• **DATA TO PROCESS**:
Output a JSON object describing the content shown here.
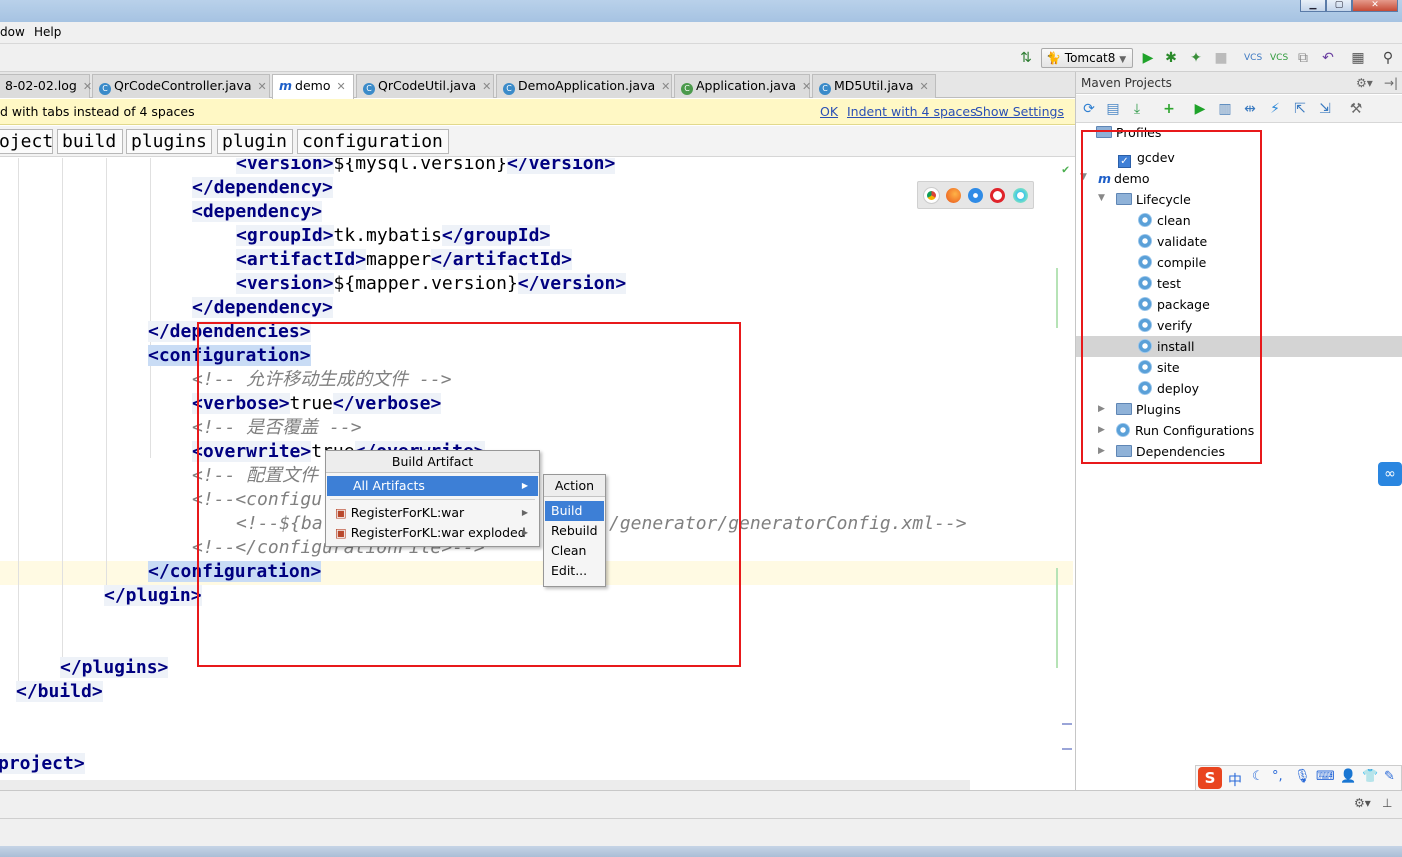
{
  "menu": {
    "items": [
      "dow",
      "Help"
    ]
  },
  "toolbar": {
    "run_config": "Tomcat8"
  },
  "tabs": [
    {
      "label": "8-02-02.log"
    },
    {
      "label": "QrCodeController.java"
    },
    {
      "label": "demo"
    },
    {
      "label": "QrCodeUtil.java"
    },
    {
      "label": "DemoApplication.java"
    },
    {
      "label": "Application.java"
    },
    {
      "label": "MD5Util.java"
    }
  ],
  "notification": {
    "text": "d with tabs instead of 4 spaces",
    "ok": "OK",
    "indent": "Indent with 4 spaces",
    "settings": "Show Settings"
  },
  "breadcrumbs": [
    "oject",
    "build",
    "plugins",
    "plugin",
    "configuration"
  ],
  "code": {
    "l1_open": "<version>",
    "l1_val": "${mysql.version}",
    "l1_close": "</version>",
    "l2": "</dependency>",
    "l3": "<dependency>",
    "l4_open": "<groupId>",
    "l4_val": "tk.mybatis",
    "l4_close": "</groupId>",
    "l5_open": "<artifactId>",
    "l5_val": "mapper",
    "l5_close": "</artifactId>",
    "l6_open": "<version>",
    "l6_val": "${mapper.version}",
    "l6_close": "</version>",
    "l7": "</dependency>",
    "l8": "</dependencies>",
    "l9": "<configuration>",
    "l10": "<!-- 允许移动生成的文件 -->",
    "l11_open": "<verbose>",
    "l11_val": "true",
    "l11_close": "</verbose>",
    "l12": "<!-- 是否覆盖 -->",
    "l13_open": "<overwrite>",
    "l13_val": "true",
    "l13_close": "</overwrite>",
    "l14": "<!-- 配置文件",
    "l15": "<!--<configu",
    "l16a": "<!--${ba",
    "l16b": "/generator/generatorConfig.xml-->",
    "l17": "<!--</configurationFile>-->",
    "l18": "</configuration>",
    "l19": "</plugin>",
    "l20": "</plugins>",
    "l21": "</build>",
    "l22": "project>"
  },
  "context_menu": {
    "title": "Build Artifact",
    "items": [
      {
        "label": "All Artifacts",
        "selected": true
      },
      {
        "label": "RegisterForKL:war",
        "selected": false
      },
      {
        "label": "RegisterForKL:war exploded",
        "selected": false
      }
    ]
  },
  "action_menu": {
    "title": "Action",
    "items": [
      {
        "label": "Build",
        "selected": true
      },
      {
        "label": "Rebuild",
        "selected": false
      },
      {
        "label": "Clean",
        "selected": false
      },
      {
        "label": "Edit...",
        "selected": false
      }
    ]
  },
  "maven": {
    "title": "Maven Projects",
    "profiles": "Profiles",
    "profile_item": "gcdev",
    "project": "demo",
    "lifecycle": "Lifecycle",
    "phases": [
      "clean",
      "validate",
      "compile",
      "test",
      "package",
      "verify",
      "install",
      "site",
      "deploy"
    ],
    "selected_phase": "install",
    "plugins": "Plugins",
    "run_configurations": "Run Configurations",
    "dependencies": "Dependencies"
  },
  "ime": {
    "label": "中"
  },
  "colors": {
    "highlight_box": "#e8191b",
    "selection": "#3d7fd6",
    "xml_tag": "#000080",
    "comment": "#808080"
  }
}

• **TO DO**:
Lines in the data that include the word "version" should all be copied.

• **RESULT BELOW**:
    "l1_open": "<version>",
    "l1_val": "${mysql.version}",
    "l1_close": "</version>",
    "l6_open": "<version>",
    "l6_val": "${mapper.version}",
    "l6_close": "</version>",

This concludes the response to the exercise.